Indications: indicated for lowering intraocular pressure in patients with chronic open-angle glaucoma or ocular hypertension, alone or in combination with other intraocular lowering medications.
Contraindications: contraindicated in patients with hypersensitivity to brimonidine tartrate or any component of this medication. It is also contraindicated in patients receiving monoamine oxidase (MAO) inhibitor therapy.
Dose and Administration: The recommended dose is one drop of BRIMONIDINE TARTRATE in the affected eye(s) twice daily, approximately 12 hours apart. If more that one topical ophthalmic drug is to be used, the different drugs should be instilled 5-15 minutes apart.
Indications: Reduction of elevated intraocular pressure in chronic open-angle glaucoma and ocular hypertension.
Contraindications: Hypersensitivity to the active substance or to any of the excipients.
Dose and Administration: The recommended dose is one drop in the affected eye(s) once daily, administered in the evening. The dose should not exceed once daily as more frequent administration may lessen the intraocular pressure lowering effect. Use in children and adolescents (under the age of 18): BIMATOPROST has only been studied in adults and therefore its use is not recommended in children or adolescents.
Indications: Reduction of intraocular pressure (IOP) in open-angle glaucoma or ocular HTN.
Contraindications: Bronchial asthma or a history of bronchial asthma, severe COPD, sinus bradycardia, 2nd or 3rd degree AV block, overt cardiac failure, cardiogenic shock.
Dose and Administration: Instill 1 drop in the affected eye once daily.
Indications: Reduction of elevated intraocular pressure in patients with open angle glaucoma, chronic angle closure glaucoma and ocular hypertension.
Contraindications: Known hypersensitivity to latanoprost, benzalkonium chloride or any other component.

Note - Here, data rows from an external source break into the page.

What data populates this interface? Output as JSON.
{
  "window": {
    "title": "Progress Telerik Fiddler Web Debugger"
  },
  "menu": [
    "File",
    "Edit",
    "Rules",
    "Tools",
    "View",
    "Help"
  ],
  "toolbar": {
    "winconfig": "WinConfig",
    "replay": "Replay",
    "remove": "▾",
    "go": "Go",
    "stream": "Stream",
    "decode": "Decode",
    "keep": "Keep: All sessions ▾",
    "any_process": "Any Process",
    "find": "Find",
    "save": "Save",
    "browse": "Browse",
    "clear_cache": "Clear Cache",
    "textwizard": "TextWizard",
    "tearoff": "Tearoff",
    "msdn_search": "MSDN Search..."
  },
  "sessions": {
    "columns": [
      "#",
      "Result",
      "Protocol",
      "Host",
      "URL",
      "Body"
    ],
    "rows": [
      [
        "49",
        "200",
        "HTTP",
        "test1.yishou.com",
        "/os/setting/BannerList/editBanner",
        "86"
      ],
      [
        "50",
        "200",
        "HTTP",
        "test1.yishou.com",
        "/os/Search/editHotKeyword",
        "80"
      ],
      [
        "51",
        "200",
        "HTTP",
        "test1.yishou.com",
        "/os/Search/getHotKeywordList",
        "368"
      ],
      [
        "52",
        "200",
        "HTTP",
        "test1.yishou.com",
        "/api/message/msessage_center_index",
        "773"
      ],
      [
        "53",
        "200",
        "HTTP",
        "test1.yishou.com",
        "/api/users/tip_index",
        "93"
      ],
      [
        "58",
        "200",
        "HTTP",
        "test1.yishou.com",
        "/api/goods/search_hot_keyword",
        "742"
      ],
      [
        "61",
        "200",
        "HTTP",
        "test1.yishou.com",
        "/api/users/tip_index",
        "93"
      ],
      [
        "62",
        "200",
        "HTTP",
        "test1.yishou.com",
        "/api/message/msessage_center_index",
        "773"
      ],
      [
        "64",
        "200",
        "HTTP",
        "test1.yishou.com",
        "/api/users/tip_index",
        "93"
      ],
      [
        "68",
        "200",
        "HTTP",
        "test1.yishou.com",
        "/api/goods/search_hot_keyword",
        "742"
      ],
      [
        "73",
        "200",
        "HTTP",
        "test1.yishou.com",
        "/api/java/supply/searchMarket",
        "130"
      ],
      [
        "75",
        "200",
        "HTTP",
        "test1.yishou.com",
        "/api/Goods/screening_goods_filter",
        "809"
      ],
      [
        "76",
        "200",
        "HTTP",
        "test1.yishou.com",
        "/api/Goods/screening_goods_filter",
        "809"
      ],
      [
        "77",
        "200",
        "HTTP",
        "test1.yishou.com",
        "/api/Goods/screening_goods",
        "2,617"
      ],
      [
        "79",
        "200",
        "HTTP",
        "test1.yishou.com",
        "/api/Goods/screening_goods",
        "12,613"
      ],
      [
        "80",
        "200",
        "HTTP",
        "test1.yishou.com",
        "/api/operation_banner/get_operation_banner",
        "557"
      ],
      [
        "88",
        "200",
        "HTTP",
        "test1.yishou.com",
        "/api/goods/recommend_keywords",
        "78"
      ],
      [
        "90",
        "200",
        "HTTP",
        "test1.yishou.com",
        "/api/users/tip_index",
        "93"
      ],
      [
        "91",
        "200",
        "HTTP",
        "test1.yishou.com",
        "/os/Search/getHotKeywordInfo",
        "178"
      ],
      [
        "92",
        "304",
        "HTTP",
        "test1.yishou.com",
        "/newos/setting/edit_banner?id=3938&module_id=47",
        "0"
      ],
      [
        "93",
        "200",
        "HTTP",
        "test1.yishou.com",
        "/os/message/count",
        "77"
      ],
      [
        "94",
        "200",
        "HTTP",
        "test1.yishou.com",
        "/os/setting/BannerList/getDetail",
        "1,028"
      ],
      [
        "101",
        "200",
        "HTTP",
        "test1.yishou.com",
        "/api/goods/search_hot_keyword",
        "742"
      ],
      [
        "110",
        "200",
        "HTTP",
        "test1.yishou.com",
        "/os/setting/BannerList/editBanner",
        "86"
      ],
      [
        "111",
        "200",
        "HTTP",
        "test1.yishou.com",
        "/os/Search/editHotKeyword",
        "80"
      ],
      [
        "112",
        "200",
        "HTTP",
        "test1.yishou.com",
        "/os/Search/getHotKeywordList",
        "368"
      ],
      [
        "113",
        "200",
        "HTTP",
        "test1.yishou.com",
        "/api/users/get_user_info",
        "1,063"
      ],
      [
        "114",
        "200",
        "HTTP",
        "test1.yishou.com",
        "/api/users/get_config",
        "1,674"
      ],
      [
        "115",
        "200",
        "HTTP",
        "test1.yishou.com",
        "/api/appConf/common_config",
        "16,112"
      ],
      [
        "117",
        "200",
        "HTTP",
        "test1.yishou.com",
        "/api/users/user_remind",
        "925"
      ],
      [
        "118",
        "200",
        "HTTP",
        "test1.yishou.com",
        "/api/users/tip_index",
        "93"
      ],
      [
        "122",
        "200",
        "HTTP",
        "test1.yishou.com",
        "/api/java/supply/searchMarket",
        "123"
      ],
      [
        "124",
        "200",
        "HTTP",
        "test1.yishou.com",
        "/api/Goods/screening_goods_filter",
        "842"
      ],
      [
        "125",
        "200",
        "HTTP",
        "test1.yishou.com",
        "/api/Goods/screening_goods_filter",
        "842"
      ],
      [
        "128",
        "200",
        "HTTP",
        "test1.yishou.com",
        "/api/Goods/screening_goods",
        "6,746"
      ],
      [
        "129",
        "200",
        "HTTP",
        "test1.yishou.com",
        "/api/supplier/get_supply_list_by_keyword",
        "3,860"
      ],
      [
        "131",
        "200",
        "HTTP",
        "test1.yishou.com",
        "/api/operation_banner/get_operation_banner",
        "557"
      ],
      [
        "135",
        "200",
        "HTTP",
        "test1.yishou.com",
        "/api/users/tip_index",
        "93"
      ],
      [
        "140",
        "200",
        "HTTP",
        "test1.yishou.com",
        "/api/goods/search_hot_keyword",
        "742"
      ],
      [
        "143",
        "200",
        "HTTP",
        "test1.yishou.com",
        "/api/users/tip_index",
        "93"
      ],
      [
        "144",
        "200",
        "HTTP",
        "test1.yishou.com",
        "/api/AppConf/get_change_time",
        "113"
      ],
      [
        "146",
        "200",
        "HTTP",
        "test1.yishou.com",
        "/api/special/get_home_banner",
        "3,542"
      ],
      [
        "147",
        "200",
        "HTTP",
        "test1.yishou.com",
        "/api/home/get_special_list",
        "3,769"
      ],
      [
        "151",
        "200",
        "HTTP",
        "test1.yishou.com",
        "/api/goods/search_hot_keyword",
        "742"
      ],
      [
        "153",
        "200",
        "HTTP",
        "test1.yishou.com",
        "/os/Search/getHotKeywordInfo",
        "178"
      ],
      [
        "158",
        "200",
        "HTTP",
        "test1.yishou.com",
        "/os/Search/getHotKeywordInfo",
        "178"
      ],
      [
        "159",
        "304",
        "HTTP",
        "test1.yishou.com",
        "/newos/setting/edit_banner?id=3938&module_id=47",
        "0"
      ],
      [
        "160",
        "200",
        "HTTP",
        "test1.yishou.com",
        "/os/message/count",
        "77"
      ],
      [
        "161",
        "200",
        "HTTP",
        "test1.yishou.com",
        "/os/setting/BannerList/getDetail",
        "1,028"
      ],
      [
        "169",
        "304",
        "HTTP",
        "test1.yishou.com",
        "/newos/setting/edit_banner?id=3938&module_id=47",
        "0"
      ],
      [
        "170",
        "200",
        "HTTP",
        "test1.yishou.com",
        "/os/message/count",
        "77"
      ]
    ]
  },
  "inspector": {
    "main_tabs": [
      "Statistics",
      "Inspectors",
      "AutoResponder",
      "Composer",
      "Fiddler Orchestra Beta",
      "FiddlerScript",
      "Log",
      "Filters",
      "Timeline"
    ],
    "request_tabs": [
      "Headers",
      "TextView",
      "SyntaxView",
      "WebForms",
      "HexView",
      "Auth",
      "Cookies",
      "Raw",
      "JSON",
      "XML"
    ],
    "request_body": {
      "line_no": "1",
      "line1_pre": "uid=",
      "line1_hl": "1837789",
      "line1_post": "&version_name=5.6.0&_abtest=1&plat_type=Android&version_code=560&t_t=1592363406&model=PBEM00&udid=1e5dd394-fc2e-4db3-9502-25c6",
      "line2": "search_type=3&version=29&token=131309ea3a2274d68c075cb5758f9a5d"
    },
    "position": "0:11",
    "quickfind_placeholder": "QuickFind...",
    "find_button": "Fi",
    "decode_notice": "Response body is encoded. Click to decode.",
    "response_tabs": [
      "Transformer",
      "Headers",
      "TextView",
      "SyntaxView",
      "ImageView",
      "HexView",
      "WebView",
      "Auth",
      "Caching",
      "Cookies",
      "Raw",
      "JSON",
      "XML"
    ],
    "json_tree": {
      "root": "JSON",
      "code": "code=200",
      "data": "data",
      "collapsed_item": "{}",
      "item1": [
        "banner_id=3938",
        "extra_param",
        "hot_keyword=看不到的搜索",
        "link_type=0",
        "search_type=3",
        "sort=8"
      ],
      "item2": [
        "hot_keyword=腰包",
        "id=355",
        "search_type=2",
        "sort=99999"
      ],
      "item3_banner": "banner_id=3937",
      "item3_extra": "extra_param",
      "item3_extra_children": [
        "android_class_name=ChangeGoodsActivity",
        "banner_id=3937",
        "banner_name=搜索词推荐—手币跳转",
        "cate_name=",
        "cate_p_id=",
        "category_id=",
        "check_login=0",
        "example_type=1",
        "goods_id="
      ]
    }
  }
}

Use of all contact lenses.
Dose and Administration: Recommended therapy is one eye drop in the affected eye(s) once daily. Optimal effect is obtained if LATANOPROST is administered in the evening.
Indications: Reduction of intraocular pressure (IOP) in patients with open angle glaucoma and ocular hypertension who are not controlled on, or are intolerant to, monotherapy with compounds other than latanoprost and timolol.
Contraindications: Reactive airway disease including bronchial asthma or a history of bronchial asthma, chronic obstructive pulmonary disease. Sinus bradycardia, second or third degree atrioventricular block, cardiac failure, cardiogenic shock. Hypersensitivity to any component of this product. Should not be used in breast-feeding women, or breast-feeding should be stopped as timolol is excreted into breast milk and latanoprost and its metabolites may pass into breast milk.
Dose and Administration: Recommended therapy is one drop in the affected eye(s) once daily. If more than one topical ophthalmic drug is being used, the drugs should be administered at least 5 minutes apart.
Indications: indicated for the reduction of elevated intraocular pressure in patients with open-angle glaucoma or ocular hypertension who are intolerant of or insufficiently responsive to another intraocular pressure lowering medication, as monotherapy or as adjunctive therapy.
Contraindications: Hypersensitivity to TRAVOPROST, benzalkonium chloride or any of the excipients. Pregnant women or women attempting to become pregnant as teratogenicity has been demonstrated in experimental animals. Breast-feeding women. Children, as safety and efficacy have not been proven.
Dose and Administration: The recommended dose is one drop of TRAVOPROST in the conjunctival sac of the affected eye(s) once daily in the evening.